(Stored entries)
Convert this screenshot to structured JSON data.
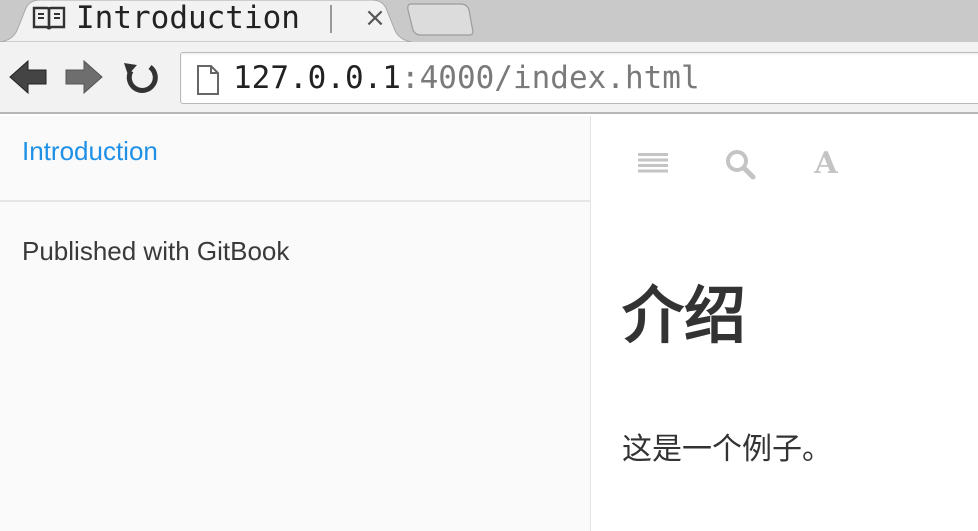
{
  "browser": {
    "tab": {
      "title": "Introduction",
      "icon": "gitbook-book-icon",
      "close_label": "×"
    },
    "nav": {
      "back_icon": "back-arrow-icon",
      "forward_icon": "forward-arrow-icon",
      "reload_icon": "reload-icon"
    },
    "address_bar": {
      "icon": "page-icon",
      "host": "127.0.0.1",
      "rest": ":4000/index.html"
    }
  },
  "sidebar": {
    "items": [
      {
        "label": "Introduction",
        "active": true
      }
    ],
    "footer_label": "Published with GitBook"
  },
  "toolbar": {
    "menu_icon": "hamburger-icon",
    "search_icon": "search-icon",
    "font_icon": "font-settings-icon",
    "font_glyph": "A"
  },
  "content": {
    "title": "介绍",
    "body": "这是一个例子。"
  },
  "colors": {
    "link": "#1e90e6",
    "text": "#333333",
    "toolbar_icon": "#c4c4c4",
    "sidebar_bg": "#fafafa"
  }
}
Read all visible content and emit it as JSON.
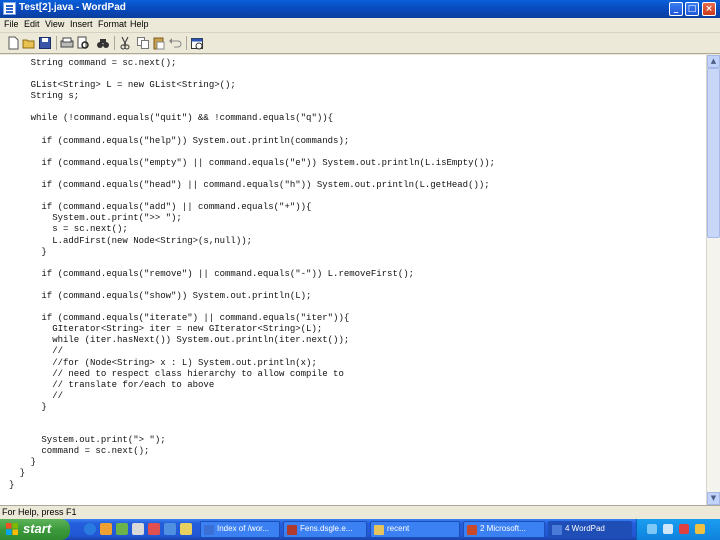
{
  "window": {
    "title": "Test[2].java - WordPad",
    "buttons": {
      "minimize": "_",
      "maximize": "□",
      "close": "×"
    }
  },
  "menu": [
    "File",
    "Edit",
    "View",
    "Insert",
    "Format",
    "Help"
  ],
  "toolbar": {
    "icons": [
      "new-icon",
      "open-icon",
      "save-icon",
      "print-icon",
      "print-preview-icon",
      "find-icon",
      "cut-icon",
      "copy-icon",
      "paste-icon",
      "undo-icon",
      "date-time-icon"
    ]
  },
  "editor": {
    "lines": [
      "    String command = sc.next();",
      "",
      "    GList<String> L = new GList<String>();",
      "    String s;",
      "",
      "    while (!command.equals(\"quit\") && !command.equals(\"q\")){",
      "",
      "      if (command.equals(\"help\")) System.out.println(commands);",
      "",
      "      if (command.equals(\"empty\") || command.equals(\"e\")) System.out.println(L.isEmpty());",
      "",
      "      if (command.equals(\"head\") || command.equals(\"h\")) System.out.println(L.getHead());",
      "",
      "      if (command.equals(\"add\") || command.equals(\"+\")){",
      "        System.out.print(\">> \");",
      "        s = sc.next();",
      "        L.addFirst(new Node<String>(s,null));",
      "      }",
      "",
      "      if (command.equals(\"remove\") || command.equals(\"-\")) L.removeFirst();",
      "",
      "      if (command.equals(\"show\")) System.out.println(L);",
      "",
      "      if (command.equals(\"iterate\") || command.equals(\"iter\")){",
      "        GIterator<String> iter = new GIterator<String>(L);",
      "        while (iter.hasNext()) System.out.println(iter.next());",
      "        //",
      "        //for (Node<String> x : L) System.out.println(x);",
      "        // need to respect class hierarchy to allow compile to",
      "        // translate for/each to above",
      "        //",
      "      }",
      "",
      "",
      "      System.out.print(\"> \");",
      "      command = sc.next();",
      "    }",
      "  }",
      "}"
    ]
  },
  "status": {
    "text": "For Help, press F1"
  },
  "taskbar": {
    "start_label": "start",
    "tasks": [
      {
        "label": "Index of /wor...",
        "icon_color": "#3a6fd6"
      },
      {
        "label": "Fens.dsgle.e...",
        "icon_color": "#b03a2e"
      },
      {
        "label": "recent",
        "icon_color": "#e6c35c"
      },
      {
        "label": "2 Microsoft...",
        "icon_color": "#c84a2a"
      },
      {
        "label": "4 WordPad",
        "icon_color": "#4b7bd8",
        "active": true
      }
    ],
    "tray_icons": [
      "network-icon",
      "volume-icon",
      "security-icon",
      "antivirus-icon"
    ]
  },
  "colors": {
    "titlebar": "#0846b8",
    "taskbar": "#245edc",
    "start": "#3c9a3c"
  }
}
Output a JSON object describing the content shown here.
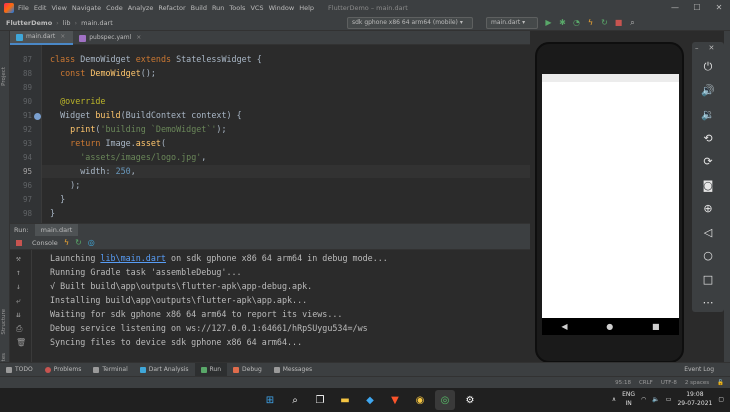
{
  "window": {
    "app_name": "FlutterDemo",
    "title": "FlutterDemo – main.dart",
    "menu": [
      "File",
      "Edit",
      "View",
      "Navigate",
      "Code",
      "Analyze",
      "Refactor",
      "Build",
      "Run",
      "Tools",
      "VCS",
      "Window",
      "Help"
    ],
    "controls": {
      "minimize": "—",
      "maximize": "☐",
      "close": "✕"
    }
  },
  "navbar": {
    "project": "FlutterDemo",
    "folder": "lib",
    "file": "main.dart",
    "device": "sdk gphone x86 64 arm64 (mobile)",
    "run_config": "main.dart",
    "toolbar_icons": [
      "run-icon",
      "debug-icon",
      "profile-icon",
      "hot-reload-icon",
      "hot-restart-icon",
      "stop-icon",
      "search-icon"
    ]
  },
  "left_strip": {
    "project_label": "Project",
    "structure_label": "Structure",
    "favorites_label": "Favorites"
  },
  "editor": {
    "tabs": [
      {
        "label": "main.dart",
        "close": "×",
        "active": true
      },
      {
        "label": "pubspec.yaml",
        "close": "×",
        "active": false
      }
    ],
    "line_numbers": [
      "87",
      "88",
      "89",
      "90",
      "91",
      "92",
      "93",
      "94",
      "95",
      "96",
      "97",
      "98"
    ],
    "current_line": "95"
  },
  "run_panel": {
    "label": "Run:",
    "run_tab": "main.dart",
    "console_tab": "Console",
    "console_link": "lib\\main.dart",
    "console_lines": [
      "Launching ",
      " on sdk gphone x86 64 arm64 in debug mode...",
      "Running Gradle task 'assembleDebug'...",
      "√ Built build\\app\\outputs\\flutter-apk\\app-debug.apk.",
      "Installing build\\app\\outputs\\flutter-apk\\app.apk...",
      "Waiting for sdk gphone x86 64 arm64 to report its views...",
      "Debug service listening on ws://127.0.0.1:64661/hRpSUygu534=/ws",
      "Syncing files to device sdk gphone x86 64 arm64..."
    ]
  },
  "emulator": {
    "controls": [
      "power-icon",
      "volume-up-icon",
      "volume-down-icon",
      "rotate-left-icon",
      "rotate-right-icon",
      "camera-icon",
      "zoom-icon",
      "back-icon",
      "home-icon",
      "overview-icon",
      "more-icon"
    ],
    "nav": [
      "◀",
      "●",
      "■"
    ]
  },
  "tool_tabs": [
    {
      "label": "TODO",
      "color": "#9a9a9a"
    },
    {
      "label": "Problems",
      "color": "#c75450"
    },
    {
      "label": "Terminal",
      "color": "#9a9a9a"
    },
    {
      "label": "Dart Analysis",
      "color": "#3fa7d9"
    },
    {
      "label": "Run",
      "color": "#59a869",
      "active": true
    },
    {
      "label": "Debug",
      "color": "#e06c4c"
    },
    {
      "label": "Messages",
      "color": "#9a9a9a"
    }
  ],
  "event_log": "Event Log",
  "status": {
    "position": "95:18",
    "line_sep": "CRLF",
    "encoding": "UTF-8",
    "indent": "2 spaces"
  },
  "taskbar": {
    "lang_top": "ENG",
    "lang_bottom": "IN",
    "time": "19:08",
    "date": "29-07-2021"
  }
}
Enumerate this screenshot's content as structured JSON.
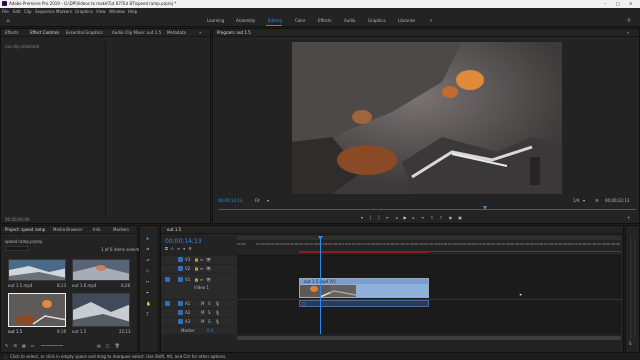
{
  "app": {
    "title": "Adobe Premiere Pro 2019 - G:\\DP\\Videos to make\\Tut 87\\Tut 87\\speed ramp.prproj *",
    "window_controls": [
      "–",
      "□",
      "✕"
    ]
  },
  "menu": [
    "File",
    "Edit",
    "Clip",
    "Sequence",
    "Markers",
    "Graphics",
    "View",
    "Window",
    "Help"
  ],
  "workspaces": [
    "Learning",
    "Assembly",
    "Editing",
    "Color",
    "Effects",
    "Audio",
    "Graphics",
    "Libraries"
  ],
  "workspace_active": "Editing",
  "source_panel": {
    "tabs": [
      "Effects",
      "Effect Controls",
      "Essential Graphics",
      "Audio Clip Mixer: out 1.5",
      "Metadata"
    ],
    "active_tab": "Effect Controls",
    "no_clip": "(no clip selected)",
    "timecode": "00;00;00;00"
  },
  "program": {
    "title": "Program: out 1.5",
    "timecode": "00;00;14;13",
    "fit": "Fit",
    "quality": "1/4",
    "duration": "00;00;22;13"
  },
  "project": {
    "tabs": [
      "Project: speed ramp",
      "Media Browser",
      "Info",
      "Markers"
    ],
    "file": "speed ramp.prproj",
    "selection": "1 of 6 items selected",
    "items": [
      {
        "name": "out 1.5.mp4",
        "duration": "8;13"
      },
      {
        "name": "out 1.6.mp4",
        "duration": "6;28"
      },
      {
        "name": "out 1.5",
        "duration": "9;16"
      },
      {
        "name": "out 1.5",
        "duration": "22;13"
      }
    ]
  },
  "timeline": {
    "tab": "out 1.5",
    "timecode": "00;00;14;13",
    "ruler": [
      "00;00",
      "00;00;02;00",
      "00;00;04;00",
      "00;00;06;00",
      "00;00;08;00",
      "00;00;10;00",
      "00;00;12;00",
      "00;00;14;00",
      "00;00;16;00",
      "00;00;18;00",
      "00;00;20;00",
      "00;00;22;00",
      "00;00;24;00",
      "00;00;26;00",
      "00;00;28;00",
      "00;00;30;00",
      "00;00;32;00",
      "00;00;34;00",
      "00;00;36;00",
      "00;00;38;00"
    ],
    "clip_label": "out 1.5.mp4 [V]",
    "tracks": [
      "V3",
      "V2",
      "V1",
      "A1",
      "A2",
      "A3"
    ],
    "video_label": "Video 1",
    "master": "Master",
    "master_value": "0.0"
  },
  "status": {
    "text": "Click to select, or click in empty space and drag to marquee select. Use Shift, Alt, and Ctrl for other options."
  }
}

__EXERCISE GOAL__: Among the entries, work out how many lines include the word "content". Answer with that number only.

__EXERCISE ANSWER__: 4